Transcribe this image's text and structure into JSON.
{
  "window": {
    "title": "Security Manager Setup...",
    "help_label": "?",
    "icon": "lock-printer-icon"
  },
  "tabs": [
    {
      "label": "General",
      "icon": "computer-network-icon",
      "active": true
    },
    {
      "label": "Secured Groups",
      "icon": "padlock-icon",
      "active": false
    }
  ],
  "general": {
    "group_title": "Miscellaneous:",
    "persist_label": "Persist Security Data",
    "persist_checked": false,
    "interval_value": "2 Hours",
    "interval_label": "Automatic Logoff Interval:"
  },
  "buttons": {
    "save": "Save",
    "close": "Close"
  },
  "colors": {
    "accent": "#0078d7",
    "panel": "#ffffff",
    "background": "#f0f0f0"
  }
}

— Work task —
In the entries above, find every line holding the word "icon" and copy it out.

— Exercise output —
    "icon": "lock-printer-icon"
      "icon": "computer-network-icon",
      "icon": "padlock-icon",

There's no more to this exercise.